Say how many lines in the entries below have the word "network" in them, giving only the number.

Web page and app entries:

_____

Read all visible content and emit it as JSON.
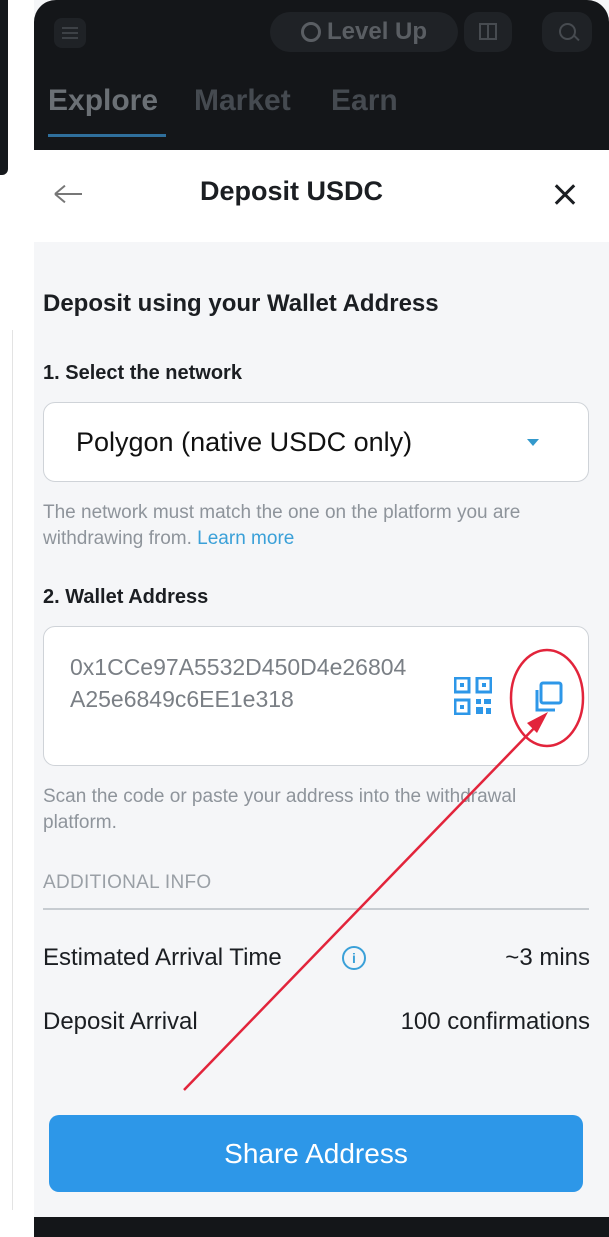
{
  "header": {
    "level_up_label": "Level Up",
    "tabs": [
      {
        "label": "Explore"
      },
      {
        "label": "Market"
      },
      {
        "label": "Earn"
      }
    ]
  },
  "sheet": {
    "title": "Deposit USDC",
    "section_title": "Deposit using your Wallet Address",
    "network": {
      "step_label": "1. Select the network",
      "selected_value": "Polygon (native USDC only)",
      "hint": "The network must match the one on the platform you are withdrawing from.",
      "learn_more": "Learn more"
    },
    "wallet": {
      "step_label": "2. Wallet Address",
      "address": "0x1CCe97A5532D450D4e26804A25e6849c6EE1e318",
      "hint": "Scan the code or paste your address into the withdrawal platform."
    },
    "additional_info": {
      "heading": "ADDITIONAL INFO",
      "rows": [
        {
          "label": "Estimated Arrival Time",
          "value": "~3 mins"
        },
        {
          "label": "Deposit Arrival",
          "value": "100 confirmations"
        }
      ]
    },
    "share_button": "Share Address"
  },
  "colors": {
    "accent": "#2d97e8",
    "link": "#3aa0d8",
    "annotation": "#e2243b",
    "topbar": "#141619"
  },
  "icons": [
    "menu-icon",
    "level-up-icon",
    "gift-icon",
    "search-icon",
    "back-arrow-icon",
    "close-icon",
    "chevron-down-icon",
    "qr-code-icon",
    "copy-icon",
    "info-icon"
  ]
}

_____

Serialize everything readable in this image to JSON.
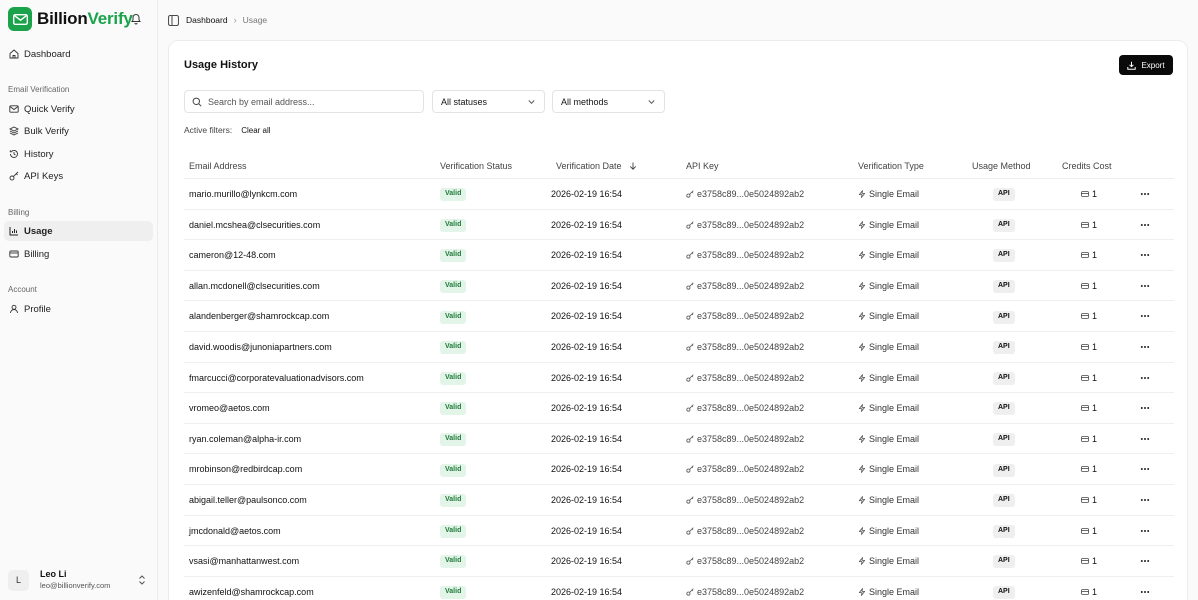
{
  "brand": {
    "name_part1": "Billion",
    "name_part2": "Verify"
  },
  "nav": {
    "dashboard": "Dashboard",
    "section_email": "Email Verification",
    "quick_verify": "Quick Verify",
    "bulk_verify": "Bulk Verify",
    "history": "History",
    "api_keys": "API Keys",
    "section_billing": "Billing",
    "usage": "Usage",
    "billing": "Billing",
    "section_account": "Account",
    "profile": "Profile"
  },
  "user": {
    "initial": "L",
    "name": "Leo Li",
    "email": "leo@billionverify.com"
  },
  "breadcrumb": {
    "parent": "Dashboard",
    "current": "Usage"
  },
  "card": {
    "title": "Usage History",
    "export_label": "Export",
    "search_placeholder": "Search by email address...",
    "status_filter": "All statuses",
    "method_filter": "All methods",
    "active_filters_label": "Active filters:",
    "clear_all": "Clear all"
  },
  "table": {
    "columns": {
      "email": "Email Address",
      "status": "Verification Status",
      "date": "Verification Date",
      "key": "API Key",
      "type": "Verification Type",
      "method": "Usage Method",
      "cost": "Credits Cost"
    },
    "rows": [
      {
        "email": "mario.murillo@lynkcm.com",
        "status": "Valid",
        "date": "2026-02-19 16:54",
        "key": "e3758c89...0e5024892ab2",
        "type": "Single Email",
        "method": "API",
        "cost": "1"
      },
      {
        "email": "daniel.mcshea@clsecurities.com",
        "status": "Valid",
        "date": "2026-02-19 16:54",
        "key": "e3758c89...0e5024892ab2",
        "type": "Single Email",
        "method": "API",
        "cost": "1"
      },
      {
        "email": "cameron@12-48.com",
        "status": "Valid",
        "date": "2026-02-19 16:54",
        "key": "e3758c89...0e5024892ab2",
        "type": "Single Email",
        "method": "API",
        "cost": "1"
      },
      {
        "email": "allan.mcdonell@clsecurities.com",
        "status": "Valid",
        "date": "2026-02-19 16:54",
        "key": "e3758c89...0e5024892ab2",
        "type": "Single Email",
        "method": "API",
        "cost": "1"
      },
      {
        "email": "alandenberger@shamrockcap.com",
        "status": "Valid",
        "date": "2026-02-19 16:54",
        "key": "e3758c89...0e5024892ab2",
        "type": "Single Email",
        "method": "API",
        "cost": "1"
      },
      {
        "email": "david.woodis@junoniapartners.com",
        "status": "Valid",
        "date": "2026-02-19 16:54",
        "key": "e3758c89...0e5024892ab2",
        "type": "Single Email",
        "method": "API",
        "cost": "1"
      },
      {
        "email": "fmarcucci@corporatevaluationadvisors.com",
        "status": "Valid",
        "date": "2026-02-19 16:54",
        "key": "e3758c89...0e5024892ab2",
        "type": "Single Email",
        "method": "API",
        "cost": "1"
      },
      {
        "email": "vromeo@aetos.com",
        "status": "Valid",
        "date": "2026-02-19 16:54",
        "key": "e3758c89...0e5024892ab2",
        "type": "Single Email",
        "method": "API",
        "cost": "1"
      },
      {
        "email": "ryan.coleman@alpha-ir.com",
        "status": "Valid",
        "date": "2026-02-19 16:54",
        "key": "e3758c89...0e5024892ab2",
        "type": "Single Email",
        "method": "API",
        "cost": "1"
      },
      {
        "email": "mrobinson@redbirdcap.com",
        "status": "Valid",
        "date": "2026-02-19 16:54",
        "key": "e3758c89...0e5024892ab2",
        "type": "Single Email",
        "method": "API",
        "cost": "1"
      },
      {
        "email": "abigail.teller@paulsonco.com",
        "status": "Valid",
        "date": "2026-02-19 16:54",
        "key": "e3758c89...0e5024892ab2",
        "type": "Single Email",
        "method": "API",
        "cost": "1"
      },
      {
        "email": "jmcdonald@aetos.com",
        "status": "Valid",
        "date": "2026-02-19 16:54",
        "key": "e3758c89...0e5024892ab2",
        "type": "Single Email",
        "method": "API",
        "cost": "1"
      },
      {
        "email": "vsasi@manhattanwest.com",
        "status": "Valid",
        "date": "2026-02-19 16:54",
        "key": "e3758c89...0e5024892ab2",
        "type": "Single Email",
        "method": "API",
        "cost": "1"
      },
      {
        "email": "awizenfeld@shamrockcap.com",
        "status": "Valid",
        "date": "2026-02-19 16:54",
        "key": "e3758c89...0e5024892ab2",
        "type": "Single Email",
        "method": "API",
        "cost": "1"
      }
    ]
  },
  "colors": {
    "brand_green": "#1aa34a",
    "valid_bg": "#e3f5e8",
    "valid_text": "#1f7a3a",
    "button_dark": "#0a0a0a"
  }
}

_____

**Written reply**
3